Google’s push to open the C block spectrum spurred Verizon to announce on Wednesday that it would allow devices it does not sell to use its network later this year. In the short term, this could have the simple implication that a person can use Verizon’s calling plan with any unlocked cell phone. But in the long term, says Reed, the open network could lead to other types of devices, such as cameras and mobile computers taking advantage of cellular networks. “I think the best-case scenario is that there will more likely be new classes of devices not specifically thought of as phones,” he says.
In addition to new types of devices, Reed says, constant connectivity using different wireless services could become possible.
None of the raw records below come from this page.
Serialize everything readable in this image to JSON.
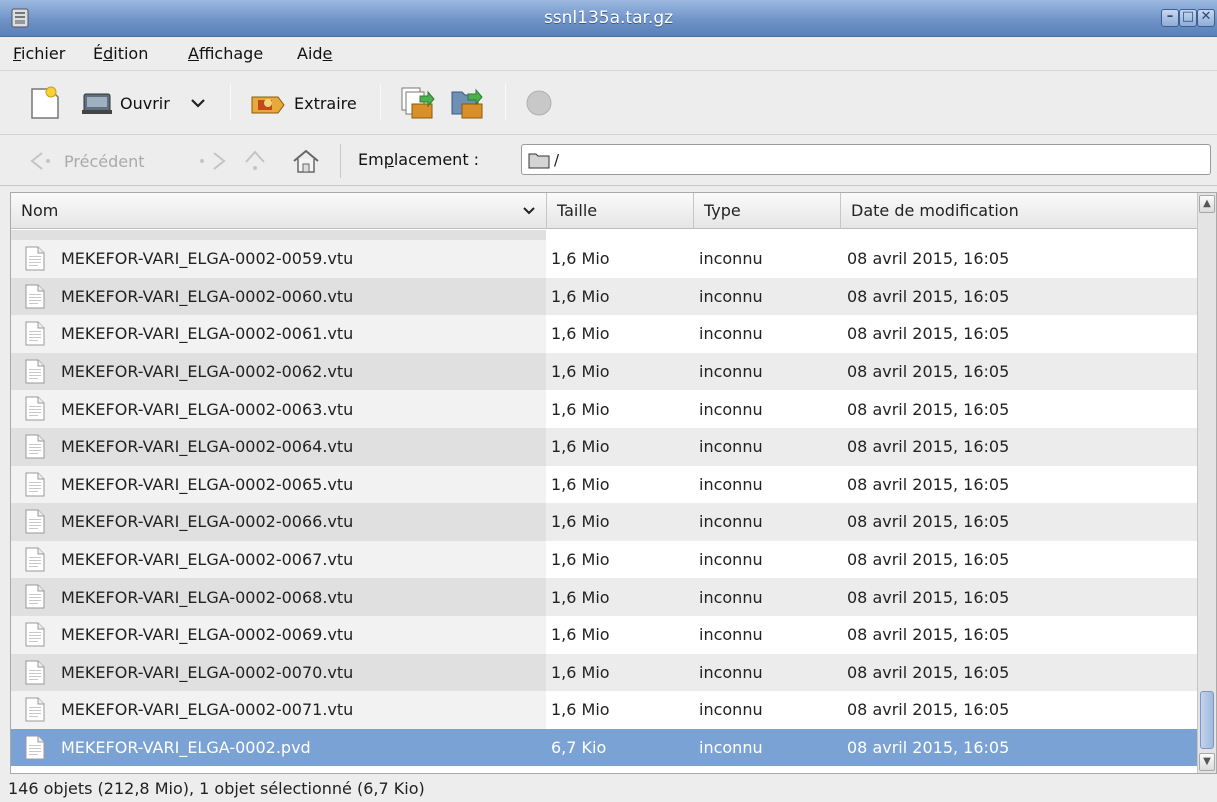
{
  "window": {
    "title": "ssnl135a.tar.gz"
  },
  "menu": [
    {
      "label_pre": "",
      "label_u": "F",
      "label_post": "ichier"
    },
    {
      "label_pre": "É",
      "label_u": "d",
      "label_post": "ition"
    },
    {
      "label_pre": "",
      "label_u": "A",
      "label_post": "ffichage"
    },
    {
      "label_pre": "Aid",
      "label_u": "e",
      "label_post": ""
    }
  ],
  "toolbar": {
    "open_label": "Ouvrir",
    "extract_label": "Extraire"
  },
  "location": {
    "prev_label": "Précédent",
    "label_pre": "Em",
    "label_u": "p",
    "label_post": "lacement :",
    "value": "/"
  },
  "columns": {
    "name": "Nom",
    "size": "Taille",
    "type": "Type",
    "date": "Date de modification"
  },
  "files": [
    {
      "name": "MEKEFOR-VARI_ELGA-0002-0059.vtu",
      "size": "1,6 Mio",
      "type": "inconnu",
      "date": "08 avril 2015, 16:05"
    },
    {
      "name": "MEKEFOR-VARI_ELGA-0002-0060.vtu",
      "size": "1,6 Mio",
      "type": "inconnu",
      "date": "08 avril 2015, 16:05"
    },
    {
      "name": "MEKEFOR-VARI_ELGA-0002-0061.vtu",
      "size": "1,6 Mio",
      "type": "inconnu",
      "date": "08 avril 2015, 16:05"
    },
    {
      "name": "MEKEFOR-VARI_ELGA-0002-0062.vtu",
      "size": "1,6 Mio",
      "type": "inconnu",
      "date": "08 avril 2015, 16:05"
    },
    {
      "name": "MEKEFOR-VARI_ELGA-0002-0063.vtu",
      "size": "1,6 Mio",
      "type": "inconnu",
      "date": "08 avril 2015, 16:05"
    },
    {
      "name": "MEKEFOR-VARI_ELGA-0002-0064.vtu",
      "size": "1,6 Mio",
      "type": "inconnu",
      "date": "08 avril 2015, 16:05"
    },
    {
      "name": "MEKEFOR-VARI_ELGA-0002-0065.vtu",
      "size": "1,6 Mio",
      "type": "inconnu",
      "date": "08 avril 2015, 16:05"
    },
    {
      "name": "MEKEFOR-VARI_ELGA-0002-0066.vtu",
      "size": "1,6 Mio",
      "type": "inconnu",
      "date": "08 avril 2015, 16:05"
    },
    {
      "name": "MEKEFOR-VARI_ELGA-0002-0067.vtu",
      "size": "1,6 Mio",
      "type": "inconnu",
      "date": "08 avril 2015, 16:05"
    },
    {
      "name": "MEKEFOR-VARI_ELGA-0002-0068.vtu",
      "size": "1,6 Mio",
      "type": "inconnu",
      "date": "08 avril 2015, 16:05"
    },
    {
      "name": "MEKEFOR-VARI_ELGA-0002-0069.vtu",
      "size": "1,6 Mio",
      "type": "inconnu",
      "date": "08 avril 2015, 16:05"
    },
    {
      "name": "MEKEFOR-VARI_ELGA-0002-0070.vtu",
      "size": "1,6 Mio",
      "type": "inconnu",
      "date": "08 avril 2015, 16:05"
    },
    {
      "name": "MEKEFOR-VARI_ELGA-0002-0071.vtu",
      "size": "1,6 Mio",
      "type": "inconnu",
      "date": "08 avril 2015, 16:05"
    },
    {
      "name": "MEKEFOR-VARI_ELGA-0002.pvd",
      "size": "6,7 Kio",
      "type": "inconnu",
      "date": "08 avril 2015, 16:05",
      "selected": true
    }
  ],
  "status": {
    "text": "146 objets (212,8 Mio), 1 objet sélectionné (6,7 Kio)"
  },
  "colors": {
    "titlebar": "#6f93c8",
    "selection": "#7ba2d4"
  }
}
Verizon and other providers have historically not allowed devices on their networks to use Wi-Fi. The breakthrough for cell phones and Wi-Fi came with the Apple iPhone, Reed says, but that decision “was a special deal.” But now, he says, it’ll be easier for device makers to build communications that don’t need to be tied down to the rules of a cellular provider.
In particular, the open C block will be a boon to Google’s mobile-phone software project called Android. “The Android project has been a big beneficiary of the openness of the spectrum,” Reed says. Networks such as Verizon, he says, were not going to be able to keep up with the next-generation devices without opening up.
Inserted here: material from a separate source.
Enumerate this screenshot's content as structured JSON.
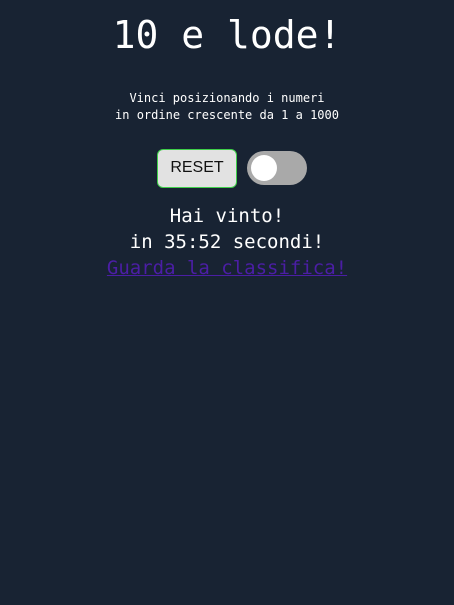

By letting device makers take advantage of the open spectrum, Verizon benefits too. “It turned out well for both Verizon and Google,” Reed says “There’s a new basis for both competitions and cooperation that will hopefully generate much more innovation that will benefit everybody.”
Why China is still obsessed with disinfecting everything
Most public health bodies dealing with covid have long since moved on from the idea of surface transmission. China’s didn’t—and that helps it control the narrative about the disease’s origins and danger.
These materials were meant to revolutionize the solar industry. Why hasn’t it happened?
Perovskites are promising, but real-world conditions have held them back.
Anti-aging drugs are being tested as a way to treat covid
Drugs that rejuvenate our immune systems and make us biologically younger could help protect us from the disease’s worst effects.
A quick guide to the most important AI law you’ve never heard of
The European Union is planning new legislation aimed at curbing the worst harms associated with artificial intelligence.
Get the latest updates from
MIT Technology Review
Discover special offers, top stories, upcoming events, and more.